◆ **TRY IT**
For each line of the listing that holds "this", show the full line.

◆ **SUPPLIED RECORDS**
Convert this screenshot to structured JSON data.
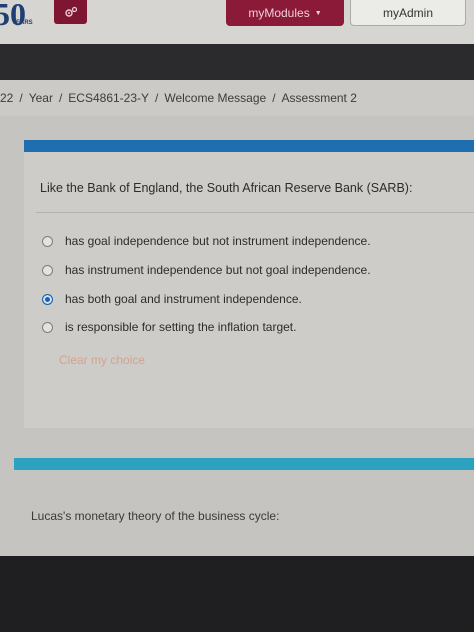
{
  "header": {
    "logo_number": "50",
    "logo_sub": "YEARS",
    "settings_icon": "gears-icon",
    "modules_label": "myModules",
    "admin_label": "myAdmin"
  },
  "breadcrumb": [
    "22",
    "Year",
    "ECS4861-23-Y",
    "Welcome Message",
    "Assessment 2"
  ],
  "question1": {
    "text": "Like the Bank of England, the South African Reserve Bank (SARB):",
    "options": [
      {
        "label": "has goal independence but not instrument independence.",
        "selected": false
      },
      {
        "label": "has instrument independence but not goal independence.",
        "selected": false
      },
      {
        "label": "has both goal and instrument independence.",
        "selected": true
      },
      {
        "label": "is responsible for setting the inflation target.",
        "selected": false
      }
    ],
    "clear_label": "Clear my choice"
  },
  "question2": {
    "text": "Lucas's monetary theory of the business cycle:"
  },
  "colors": {
    "brand": "#8a1a37",
    "card_bar": "#1f6fb0",
    "card2_bar": "#2aa2c0",
    "radio_selected": "#1760b8",
    "clear_link": "#d4a38e"
  }
}
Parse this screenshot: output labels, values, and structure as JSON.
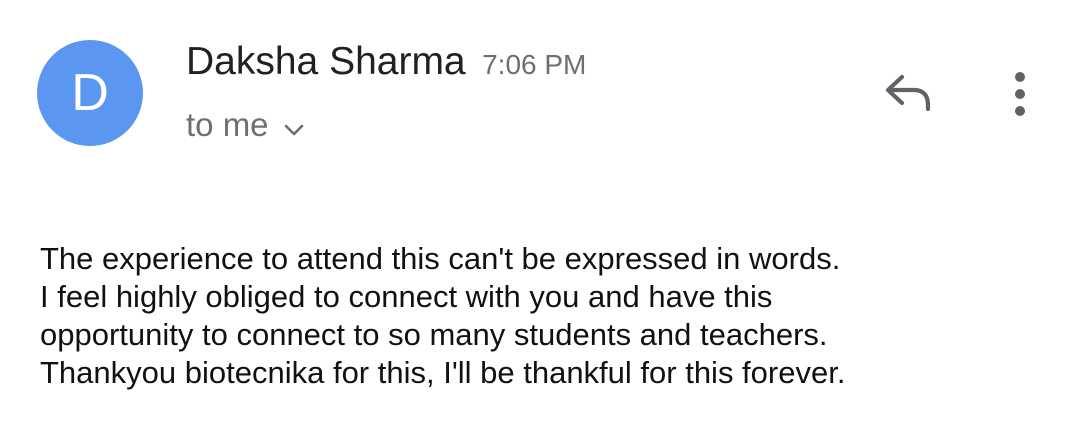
{
  "message": {
    "sender": {
      "avatar_letter": "D",
      "avatar_color": "#5b97f1",
      "name": "Daksha Sharma",
      "time": "7:06 PM"
    },
    "recipient_label": "to me",
    "actions": {
      "reply_icon": "reply-icon",
      "more_icon": "more-vert-icon",
      "expand_icon": "chevron-down-icon"
    },
    "body_lines": [
      "The experience to attend this can't be expressed in words.",
      "I feel highly obliged to connect with you and have this",
      "opportunity to connect to so many students and teachers.",
      "Thankyou biotecnika for this, I'll be thankful for this forever."
    ]
  }
}
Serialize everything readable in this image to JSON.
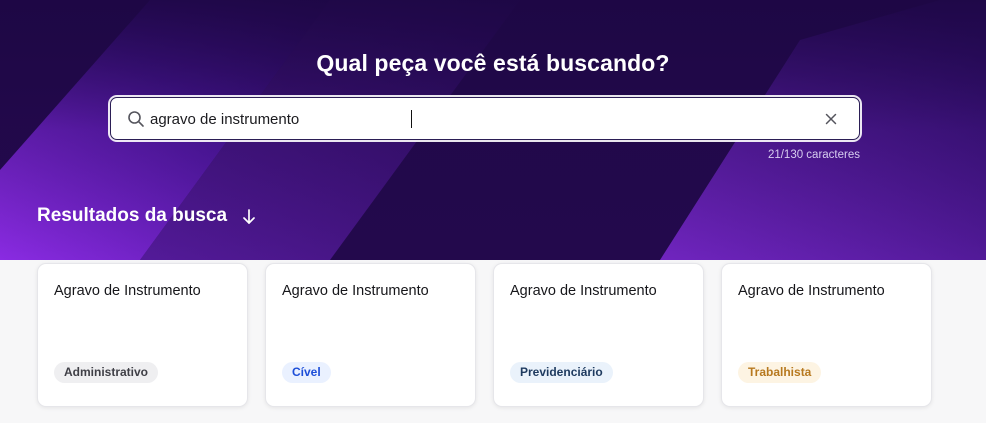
{
  "hero": {
    "title": "Qual peça você está buscando?",
    "colors": {
      "background": "#24094f",
      "accent": "#7c2fe0"
    }
  },
  "search": {
    "value": "agravo de instrumento",
    "char_count": "21/130 caracteres",
    "icon": "search-icon",
    "clear_icon": "close-icon"
  },
  "results": {
    "heading": "Resultados da busca",
    "heading_icon": "arrow-down-icon",
    "cards": [
      {
        "title": "Agravo de Instrumento",
        "badge": "Administrativo",
        "badge_color": "#3f3f46",
        "badge_bg": "#efeff1"
      },
      {
        "title": "Agravo de Instrumento",
        "badge": "Cível",
        "badge_color": "#1d4ed8",
        "badge_bg": "#eaf1ff"
      },
      {
        "title": "Agravo de Instrumento",
        "badge": "Previdenciário",
        "badge_color": "#1e3a5f",
        "badge_bg": "#eaf2fb"
      },
      {
        "title": "Agravo de Instrumento",
        "badge": "Trabalhista",
        "badge_color": "#b7791f",
        "badge_bg": "#fdf4e3"
      }
    ]
  }
}
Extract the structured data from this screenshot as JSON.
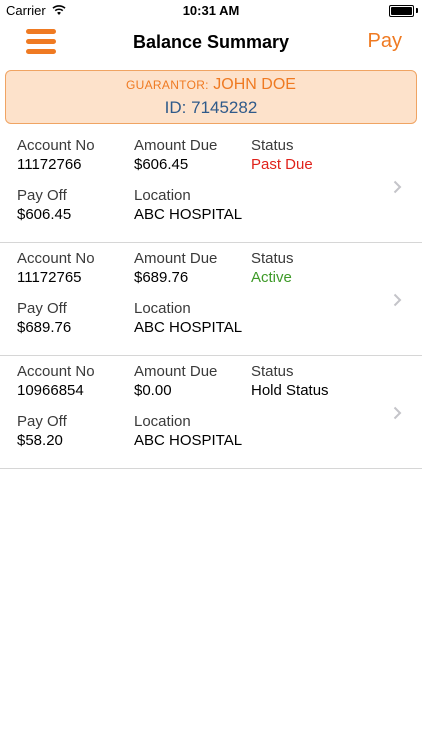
{
  "status_bar": {
    "carrier": "Carrier",
    "time": "10:31 AM",
    "battery_level": 1.0
  },
  "nav": {
    "title": "Balance Summary",
    "pay_label": "Pay",
    "menu_icon": "hamburger-menu-icon"
  },
  "guarantor": {
    "label": "GUARANTOR:",
    "name": "JOHN DOE",
    "id_text": "ID: 7145282"
  },
  "labels": {
    "account_no": "Account No",
    "amount_due": "Amount Due",
    "status": "Status",
    "pay_off": "Pay Off",
    "location": "Location"
  },
  "accounts": [
    {
      "account_no": "11172766",
      "amount_due": "$606.45",
      "status": "Past Due",
      "status_color": "#e0221b",
      "pay_off": "$606.45",
      "location": "ABC HOSPITAL"
    },
    {
      "account_no": "11172765",
      "amount_due": "$689.76",
      "status": "Active",
      "status_color": "#3e9a28",
      "pay_off": "$689.76",
      "location": "ABC HOSPITAL"
    },
    {
      "account_no": "10966854",
      "amount_due": "$0.00",
      "status": "Hold Status",
      "status_color": "#000000",
      "pay_off": "$58.20",
      "location": "ABC HOSPITAL"
    }
  ],
  "colors": {
    "accent": "#ef7a22",
    "guarantor_bg": "#fde2cb",
    "id_blue": "#2f5a8a"
  }
}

◆ **EXPECTED ANSWER**
Convert this screenshot to structured JSON data.
Parse this screenshot: output labels, values, and structure as JSON.
      "The experience to attend this can't be expressed in words.",
      "I feel highly obliged to connect with you and have this",
      "Thankyou biotecnika for this, I'll be thankful for this forever."
Serialize everything readable in this image to JSON.
Extract the structured data from this screenshot as JSON.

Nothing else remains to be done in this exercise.